On Oct 13th 1965, The Who recorded ‘My Generation’, at Pye studios, London. When released as a single it reached No.2 on the UK chart, held off the No.1 position by The Seekers ‘The Carnival Is Over’, (it should’ve been a No.1). Roger Daltrey would later say that he stuttered the lyrics to try to fit them to the music. The BBC in the UK initially refused to play the song because it did not want to offend people who stutter.
‘My Generation’ was named the 11th greatest song by Rolling Stone on their list of the 500 Greatest Songs of All Time and 13th on VH1’s list of the 100 Greatest Songs of Rock & Roll. It’s also part of The Rock and Roll Hall of Fame’s 500 Songs that Shaped Rock and Roll and is inducted into the Grammy Hall of Fame for “historical, artistic and significant” value. High praise indeed. And it deserves it; the song is 3.19 of pure energy and attitude. When you hear ‘My Generation’ you hear the Who on their way to becoming one of the great British rock groups.
The song went through various stages as they tried to perfect it. Written by a 20-year-old Pete Townshend, it began as a slow song with a blues feel, and at one point had hand claps and multiple key changes. The final product was at a much faster tempo than the song was conceived; it was the Who’s manager Kit Lambert’s idea to speed it up.
Like all great songs from a group defining their sound and feel, all four members made valuable contributions.

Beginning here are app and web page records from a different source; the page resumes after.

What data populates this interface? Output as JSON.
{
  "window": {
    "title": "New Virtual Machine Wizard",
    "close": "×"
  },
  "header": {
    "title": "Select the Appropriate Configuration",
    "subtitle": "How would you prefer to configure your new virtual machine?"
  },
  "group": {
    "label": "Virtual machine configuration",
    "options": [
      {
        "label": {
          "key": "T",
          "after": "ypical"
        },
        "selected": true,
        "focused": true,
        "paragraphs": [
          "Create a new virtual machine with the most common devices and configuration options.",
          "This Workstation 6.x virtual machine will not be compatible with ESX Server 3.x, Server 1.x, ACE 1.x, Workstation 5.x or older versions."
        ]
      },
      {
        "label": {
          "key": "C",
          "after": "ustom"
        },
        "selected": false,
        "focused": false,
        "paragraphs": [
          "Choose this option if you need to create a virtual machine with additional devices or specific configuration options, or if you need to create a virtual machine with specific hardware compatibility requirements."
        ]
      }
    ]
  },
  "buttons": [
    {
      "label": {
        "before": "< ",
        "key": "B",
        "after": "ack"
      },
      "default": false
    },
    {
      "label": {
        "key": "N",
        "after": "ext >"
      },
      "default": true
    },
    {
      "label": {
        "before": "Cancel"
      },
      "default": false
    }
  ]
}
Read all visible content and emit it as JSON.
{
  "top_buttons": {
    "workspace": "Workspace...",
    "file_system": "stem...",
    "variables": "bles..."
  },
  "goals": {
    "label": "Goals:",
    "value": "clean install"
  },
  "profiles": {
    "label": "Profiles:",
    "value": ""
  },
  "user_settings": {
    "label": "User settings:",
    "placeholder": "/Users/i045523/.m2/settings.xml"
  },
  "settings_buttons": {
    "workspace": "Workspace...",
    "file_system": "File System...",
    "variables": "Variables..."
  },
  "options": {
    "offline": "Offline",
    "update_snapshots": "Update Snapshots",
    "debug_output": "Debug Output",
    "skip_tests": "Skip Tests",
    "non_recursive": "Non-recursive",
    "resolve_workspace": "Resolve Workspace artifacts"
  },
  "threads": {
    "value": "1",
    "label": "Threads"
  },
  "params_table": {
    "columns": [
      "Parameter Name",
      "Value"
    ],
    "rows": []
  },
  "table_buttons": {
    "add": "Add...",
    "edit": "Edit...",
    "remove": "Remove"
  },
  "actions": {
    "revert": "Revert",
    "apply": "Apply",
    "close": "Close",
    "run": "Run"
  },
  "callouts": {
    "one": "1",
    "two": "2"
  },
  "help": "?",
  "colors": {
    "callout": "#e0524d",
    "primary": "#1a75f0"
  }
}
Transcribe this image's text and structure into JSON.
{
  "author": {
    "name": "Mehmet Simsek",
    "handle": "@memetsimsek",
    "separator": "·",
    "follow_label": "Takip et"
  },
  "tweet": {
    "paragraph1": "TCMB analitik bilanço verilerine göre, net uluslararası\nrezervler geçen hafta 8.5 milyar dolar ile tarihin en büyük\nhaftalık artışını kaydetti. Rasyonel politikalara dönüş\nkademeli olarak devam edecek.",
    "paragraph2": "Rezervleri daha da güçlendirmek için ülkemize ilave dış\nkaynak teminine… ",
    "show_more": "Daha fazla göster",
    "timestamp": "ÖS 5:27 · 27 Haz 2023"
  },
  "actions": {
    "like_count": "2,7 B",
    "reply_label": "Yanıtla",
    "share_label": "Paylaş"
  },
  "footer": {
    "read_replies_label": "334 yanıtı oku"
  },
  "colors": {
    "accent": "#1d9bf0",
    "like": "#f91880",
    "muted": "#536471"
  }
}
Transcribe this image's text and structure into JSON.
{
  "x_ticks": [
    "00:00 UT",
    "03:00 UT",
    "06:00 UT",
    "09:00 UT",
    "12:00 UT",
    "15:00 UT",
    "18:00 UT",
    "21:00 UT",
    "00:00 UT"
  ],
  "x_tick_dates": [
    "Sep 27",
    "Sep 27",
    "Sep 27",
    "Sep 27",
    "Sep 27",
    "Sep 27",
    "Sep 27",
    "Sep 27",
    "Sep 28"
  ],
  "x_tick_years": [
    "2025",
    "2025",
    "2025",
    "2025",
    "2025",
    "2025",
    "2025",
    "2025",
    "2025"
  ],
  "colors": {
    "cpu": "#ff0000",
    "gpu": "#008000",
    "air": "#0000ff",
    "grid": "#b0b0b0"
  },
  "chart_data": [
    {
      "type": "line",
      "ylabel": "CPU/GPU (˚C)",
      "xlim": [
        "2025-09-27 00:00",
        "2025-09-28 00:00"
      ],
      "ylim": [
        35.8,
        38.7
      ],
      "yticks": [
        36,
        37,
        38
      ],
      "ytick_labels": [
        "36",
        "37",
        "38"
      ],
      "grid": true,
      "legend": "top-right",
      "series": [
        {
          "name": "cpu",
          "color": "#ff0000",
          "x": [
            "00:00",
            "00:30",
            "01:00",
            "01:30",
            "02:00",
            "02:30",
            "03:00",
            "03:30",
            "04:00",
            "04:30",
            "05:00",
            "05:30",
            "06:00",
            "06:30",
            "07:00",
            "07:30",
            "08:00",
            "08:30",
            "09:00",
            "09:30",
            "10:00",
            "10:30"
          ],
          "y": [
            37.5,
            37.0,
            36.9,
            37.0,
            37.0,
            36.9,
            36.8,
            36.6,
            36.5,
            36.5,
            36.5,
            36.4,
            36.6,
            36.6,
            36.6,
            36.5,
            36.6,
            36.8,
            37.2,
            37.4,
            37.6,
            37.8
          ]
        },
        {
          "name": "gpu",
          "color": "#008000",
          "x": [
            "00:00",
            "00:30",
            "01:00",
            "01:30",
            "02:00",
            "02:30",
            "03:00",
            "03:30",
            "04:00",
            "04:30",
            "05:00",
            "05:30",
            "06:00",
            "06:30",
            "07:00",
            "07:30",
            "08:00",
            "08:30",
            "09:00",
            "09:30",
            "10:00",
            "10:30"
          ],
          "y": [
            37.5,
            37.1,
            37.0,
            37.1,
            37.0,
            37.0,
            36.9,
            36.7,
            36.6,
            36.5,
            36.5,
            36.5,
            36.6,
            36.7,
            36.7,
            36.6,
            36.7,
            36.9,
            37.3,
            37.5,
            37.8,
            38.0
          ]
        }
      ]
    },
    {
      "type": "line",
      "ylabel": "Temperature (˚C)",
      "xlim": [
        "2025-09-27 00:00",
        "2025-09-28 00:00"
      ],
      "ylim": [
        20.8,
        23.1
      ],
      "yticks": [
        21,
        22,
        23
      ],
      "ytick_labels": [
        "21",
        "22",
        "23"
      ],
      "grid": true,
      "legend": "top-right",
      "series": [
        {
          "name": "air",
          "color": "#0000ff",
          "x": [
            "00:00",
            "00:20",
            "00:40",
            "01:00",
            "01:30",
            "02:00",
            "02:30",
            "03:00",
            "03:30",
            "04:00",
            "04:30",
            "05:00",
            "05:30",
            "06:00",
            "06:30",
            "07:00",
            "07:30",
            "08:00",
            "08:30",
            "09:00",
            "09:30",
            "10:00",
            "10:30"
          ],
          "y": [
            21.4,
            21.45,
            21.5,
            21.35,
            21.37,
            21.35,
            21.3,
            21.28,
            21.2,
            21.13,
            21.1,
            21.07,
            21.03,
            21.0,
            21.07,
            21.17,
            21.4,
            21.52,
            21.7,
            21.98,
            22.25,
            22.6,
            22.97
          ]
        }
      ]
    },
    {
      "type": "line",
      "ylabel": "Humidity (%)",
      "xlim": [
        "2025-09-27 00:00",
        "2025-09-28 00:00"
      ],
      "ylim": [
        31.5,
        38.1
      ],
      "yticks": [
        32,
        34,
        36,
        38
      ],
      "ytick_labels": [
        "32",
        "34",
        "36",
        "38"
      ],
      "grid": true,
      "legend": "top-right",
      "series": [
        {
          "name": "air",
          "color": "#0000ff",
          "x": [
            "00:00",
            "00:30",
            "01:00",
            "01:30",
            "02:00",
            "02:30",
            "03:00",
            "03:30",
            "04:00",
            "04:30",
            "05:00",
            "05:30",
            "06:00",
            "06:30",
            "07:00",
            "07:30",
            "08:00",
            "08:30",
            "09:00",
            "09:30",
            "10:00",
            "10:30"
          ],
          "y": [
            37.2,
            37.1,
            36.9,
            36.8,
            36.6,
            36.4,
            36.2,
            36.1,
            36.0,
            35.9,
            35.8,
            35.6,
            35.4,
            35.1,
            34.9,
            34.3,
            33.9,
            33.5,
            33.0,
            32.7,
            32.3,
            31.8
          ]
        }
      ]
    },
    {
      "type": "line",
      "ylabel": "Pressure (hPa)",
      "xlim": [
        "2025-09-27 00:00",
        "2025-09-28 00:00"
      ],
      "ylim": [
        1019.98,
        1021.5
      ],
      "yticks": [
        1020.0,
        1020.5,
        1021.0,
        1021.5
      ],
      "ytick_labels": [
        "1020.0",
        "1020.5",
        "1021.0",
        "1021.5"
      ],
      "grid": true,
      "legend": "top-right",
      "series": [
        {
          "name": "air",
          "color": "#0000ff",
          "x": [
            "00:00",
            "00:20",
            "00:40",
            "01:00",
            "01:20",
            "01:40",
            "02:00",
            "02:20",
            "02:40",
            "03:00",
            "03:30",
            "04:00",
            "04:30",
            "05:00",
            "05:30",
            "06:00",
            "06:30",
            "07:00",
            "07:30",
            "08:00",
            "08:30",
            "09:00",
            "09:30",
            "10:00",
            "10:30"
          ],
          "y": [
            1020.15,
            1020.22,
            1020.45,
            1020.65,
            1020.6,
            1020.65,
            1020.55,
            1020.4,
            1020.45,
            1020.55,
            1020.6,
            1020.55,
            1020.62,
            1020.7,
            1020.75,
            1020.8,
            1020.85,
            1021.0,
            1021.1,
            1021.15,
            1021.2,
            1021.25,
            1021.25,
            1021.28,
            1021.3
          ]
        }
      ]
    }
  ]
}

Townshend who reportedly wrote the song on a train is said to have been inspired by the Queen Mother who is alleged to have had Townshend’s 1935 Packard hearse towed off a street in Belgravia, London because she was offended by the sight of it during her daily drive through the neighbourhood.
Why don’t you all f-fade away (Talkin’ ’bout my generation)
And don’t try to dig what we all s-s-say (Talkin’ ’bout my generation)
I’m not trying to cause a big s-s-sensation (Talkin’ ’bout my generation)
I’m just talkin’ ’bout my g-g-g-generation (Talkin’ ’bout my generation)
Various stories exist as to the reason for Roger Daltrey’s distinctive vocal delivery. One is that the song began as a slow “talking” blues number without the stutter. Another reason is that it was suggested to Daltrey that he stutter to sound like a British mod on ‘speed’. It is also proposed, albeit less frequently, that the stutter was introduced to give the group a framework for implying an expletive in the lyrics: “Why don’t you all fff… fade away!” However, producer Shel Talmy insisted it was simply “one of those happy accidents” that he thought they should keep.
‘My Generation’ features one of the first bass solos in Rock history. John Entwistle used a new-on-the-market Danelectro bass to play it, but after he kept breaking strings trying to record it, the bassist ended up recording his parts on his trusted Fender Jazz bass.
Entwistle (aka The Ox), was the least visible member of the band, and his bass solos on this song threw off directors when The Who would perform the song on TV shows. When it got to his part, the cameras would often go to guitarist Pete Townshend, and his fingers wouldn’t be moving.
And drummer Keith Moon’s contribution to the song? Well, he played like he always did – like the complete madman that he was. And it sounds superb.
In a 1987 Rolling Stone magazine interview, Townshend explained: “‘My Generation’ was very much about trying to find a place in society. I was very, very lost. The band was young then. It was believed that its career would be incredibly brief.”
In 1965, Daltrey claimed he would kill himself before reaching 30 because he didn’t want to get old. He continued to perform the song, explaining that it is about an attitude, not a physical age.
The performance of “My Generation” on the Smothers Brothers Comedy Hour was another defining moment in the television comedy series. As they often did during that period, The Who destroyed their instruments at the conclusion of their performance. However, a stagehand, at the request of Keith Moon, had overloaded Moon’s kick drum with explosives. When they were detonated, the explosion was so intense that Moon was injured by cymbal shrapnel and bandmate Pete Townshend’s hearing was permanently damaged.